◆ PROVIDED RECORDS
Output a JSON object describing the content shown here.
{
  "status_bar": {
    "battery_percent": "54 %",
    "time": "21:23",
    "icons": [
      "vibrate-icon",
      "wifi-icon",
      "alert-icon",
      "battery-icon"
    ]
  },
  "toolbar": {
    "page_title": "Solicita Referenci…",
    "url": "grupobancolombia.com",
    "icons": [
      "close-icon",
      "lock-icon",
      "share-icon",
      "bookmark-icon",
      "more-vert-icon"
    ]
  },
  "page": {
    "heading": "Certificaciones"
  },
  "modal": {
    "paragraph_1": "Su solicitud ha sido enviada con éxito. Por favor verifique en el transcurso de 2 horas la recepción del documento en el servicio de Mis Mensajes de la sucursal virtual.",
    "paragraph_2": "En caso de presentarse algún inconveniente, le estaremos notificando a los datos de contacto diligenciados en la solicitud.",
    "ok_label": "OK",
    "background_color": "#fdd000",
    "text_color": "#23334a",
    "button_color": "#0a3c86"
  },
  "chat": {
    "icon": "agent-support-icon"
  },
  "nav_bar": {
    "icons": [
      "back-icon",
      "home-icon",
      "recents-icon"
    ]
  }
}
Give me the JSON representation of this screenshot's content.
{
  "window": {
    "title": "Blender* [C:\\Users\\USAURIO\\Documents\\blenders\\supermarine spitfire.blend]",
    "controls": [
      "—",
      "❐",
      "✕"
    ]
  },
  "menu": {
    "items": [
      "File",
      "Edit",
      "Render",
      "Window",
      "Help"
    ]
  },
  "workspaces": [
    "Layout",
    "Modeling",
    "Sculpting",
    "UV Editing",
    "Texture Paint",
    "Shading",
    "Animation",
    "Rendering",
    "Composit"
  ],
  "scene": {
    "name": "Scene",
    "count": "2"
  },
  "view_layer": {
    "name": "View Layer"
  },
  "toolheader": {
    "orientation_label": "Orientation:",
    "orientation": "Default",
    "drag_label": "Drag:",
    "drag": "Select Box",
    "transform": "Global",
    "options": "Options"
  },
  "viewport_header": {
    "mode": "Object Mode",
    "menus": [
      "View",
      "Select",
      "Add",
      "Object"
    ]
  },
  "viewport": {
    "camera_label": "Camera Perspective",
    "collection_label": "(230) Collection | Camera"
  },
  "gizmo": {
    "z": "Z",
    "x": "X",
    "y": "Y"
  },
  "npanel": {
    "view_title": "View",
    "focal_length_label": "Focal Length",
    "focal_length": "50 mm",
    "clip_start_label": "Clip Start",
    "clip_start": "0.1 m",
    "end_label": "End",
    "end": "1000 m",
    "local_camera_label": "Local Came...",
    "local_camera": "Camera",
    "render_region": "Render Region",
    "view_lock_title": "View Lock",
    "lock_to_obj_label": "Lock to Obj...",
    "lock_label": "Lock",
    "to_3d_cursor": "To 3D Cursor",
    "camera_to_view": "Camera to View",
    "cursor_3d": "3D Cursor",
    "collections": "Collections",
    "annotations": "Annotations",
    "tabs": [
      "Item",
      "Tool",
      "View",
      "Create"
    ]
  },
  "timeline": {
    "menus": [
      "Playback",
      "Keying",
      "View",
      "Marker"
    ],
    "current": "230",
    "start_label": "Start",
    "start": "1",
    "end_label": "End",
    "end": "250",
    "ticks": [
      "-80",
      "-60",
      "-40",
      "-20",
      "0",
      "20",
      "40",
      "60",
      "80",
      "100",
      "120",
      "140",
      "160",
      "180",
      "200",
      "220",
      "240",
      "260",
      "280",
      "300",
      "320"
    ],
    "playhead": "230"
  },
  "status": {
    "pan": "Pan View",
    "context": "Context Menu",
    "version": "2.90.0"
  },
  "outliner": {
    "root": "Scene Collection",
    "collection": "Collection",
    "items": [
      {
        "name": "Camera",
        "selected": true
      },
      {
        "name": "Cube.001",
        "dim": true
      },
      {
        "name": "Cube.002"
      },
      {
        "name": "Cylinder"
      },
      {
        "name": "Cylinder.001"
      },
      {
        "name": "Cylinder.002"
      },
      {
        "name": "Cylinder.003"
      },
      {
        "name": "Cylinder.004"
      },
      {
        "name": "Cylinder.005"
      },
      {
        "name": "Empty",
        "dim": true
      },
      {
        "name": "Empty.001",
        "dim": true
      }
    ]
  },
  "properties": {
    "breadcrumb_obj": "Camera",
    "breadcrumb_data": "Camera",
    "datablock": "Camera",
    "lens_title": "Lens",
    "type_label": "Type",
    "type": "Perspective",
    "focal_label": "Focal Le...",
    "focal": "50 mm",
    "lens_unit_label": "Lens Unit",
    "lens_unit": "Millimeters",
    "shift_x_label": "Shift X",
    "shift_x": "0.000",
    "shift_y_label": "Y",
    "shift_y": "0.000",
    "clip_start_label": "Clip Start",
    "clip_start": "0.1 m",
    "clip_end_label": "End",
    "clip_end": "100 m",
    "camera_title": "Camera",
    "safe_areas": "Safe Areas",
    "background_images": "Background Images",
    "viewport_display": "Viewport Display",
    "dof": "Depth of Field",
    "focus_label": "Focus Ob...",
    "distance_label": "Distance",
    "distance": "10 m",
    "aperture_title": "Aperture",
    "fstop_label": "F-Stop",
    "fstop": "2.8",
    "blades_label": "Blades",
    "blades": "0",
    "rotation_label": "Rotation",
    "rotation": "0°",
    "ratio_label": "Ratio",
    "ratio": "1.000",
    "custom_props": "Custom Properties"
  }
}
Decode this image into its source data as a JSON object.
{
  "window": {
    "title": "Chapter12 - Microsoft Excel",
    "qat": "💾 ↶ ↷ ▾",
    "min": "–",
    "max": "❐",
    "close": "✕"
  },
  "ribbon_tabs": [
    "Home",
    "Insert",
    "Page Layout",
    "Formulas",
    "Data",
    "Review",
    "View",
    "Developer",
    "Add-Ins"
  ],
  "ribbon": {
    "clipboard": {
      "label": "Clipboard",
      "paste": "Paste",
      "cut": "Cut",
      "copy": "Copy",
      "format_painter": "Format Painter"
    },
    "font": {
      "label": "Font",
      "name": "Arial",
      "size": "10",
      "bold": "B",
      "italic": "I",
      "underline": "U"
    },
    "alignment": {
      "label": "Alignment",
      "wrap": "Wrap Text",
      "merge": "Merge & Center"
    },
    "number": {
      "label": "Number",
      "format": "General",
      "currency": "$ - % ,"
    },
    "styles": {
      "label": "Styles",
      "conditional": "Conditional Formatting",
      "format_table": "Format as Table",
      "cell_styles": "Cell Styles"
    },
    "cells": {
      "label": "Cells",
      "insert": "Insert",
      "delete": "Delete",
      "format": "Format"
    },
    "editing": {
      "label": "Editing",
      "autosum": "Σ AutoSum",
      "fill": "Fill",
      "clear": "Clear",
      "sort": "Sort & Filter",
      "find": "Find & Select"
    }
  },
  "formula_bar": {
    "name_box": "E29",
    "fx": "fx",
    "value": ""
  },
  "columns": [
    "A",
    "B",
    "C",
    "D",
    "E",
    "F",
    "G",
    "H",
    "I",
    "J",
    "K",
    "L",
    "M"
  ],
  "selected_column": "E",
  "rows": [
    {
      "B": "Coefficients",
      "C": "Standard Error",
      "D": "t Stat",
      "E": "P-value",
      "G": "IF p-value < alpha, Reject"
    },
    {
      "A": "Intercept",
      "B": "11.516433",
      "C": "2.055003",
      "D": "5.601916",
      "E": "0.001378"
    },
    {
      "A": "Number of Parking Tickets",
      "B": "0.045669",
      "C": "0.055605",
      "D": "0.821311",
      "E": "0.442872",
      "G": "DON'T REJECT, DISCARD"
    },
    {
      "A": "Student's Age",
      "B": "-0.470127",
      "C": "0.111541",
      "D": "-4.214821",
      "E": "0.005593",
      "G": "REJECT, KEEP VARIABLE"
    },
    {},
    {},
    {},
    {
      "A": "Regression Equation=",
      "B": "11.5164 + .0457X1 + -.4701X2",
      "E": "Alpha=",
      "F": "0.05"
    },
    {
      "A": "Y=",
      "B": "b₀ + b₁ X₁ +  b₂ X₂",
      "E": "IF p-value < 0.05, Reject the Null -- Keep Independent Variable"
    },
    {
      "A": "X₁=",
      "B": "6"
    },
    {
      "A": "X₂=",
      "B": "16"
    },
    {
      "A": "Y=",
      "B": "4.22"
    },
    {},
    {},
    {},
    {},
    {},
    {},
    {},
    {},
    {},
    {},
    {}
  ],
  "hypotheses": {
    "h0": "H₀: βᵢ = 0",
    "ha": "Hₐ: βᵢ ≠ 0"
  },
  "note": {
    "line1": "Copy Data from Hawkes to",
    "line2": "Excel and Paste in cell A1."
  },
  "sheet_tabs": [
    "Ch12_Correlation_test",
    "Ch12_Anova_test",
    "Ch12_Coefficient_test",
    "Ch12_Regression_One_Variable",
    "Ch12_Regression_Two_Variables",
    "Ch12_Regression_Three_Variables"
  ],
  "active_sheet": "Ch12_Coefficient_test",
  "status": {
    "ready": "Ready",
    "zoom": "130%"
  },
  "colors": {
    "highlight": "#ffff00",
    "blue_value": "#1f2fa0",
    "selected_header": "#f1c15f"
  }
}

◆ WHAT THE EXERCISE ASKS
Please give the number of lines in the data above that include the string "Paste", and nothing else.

◆ EXERCISE OUTPUT
2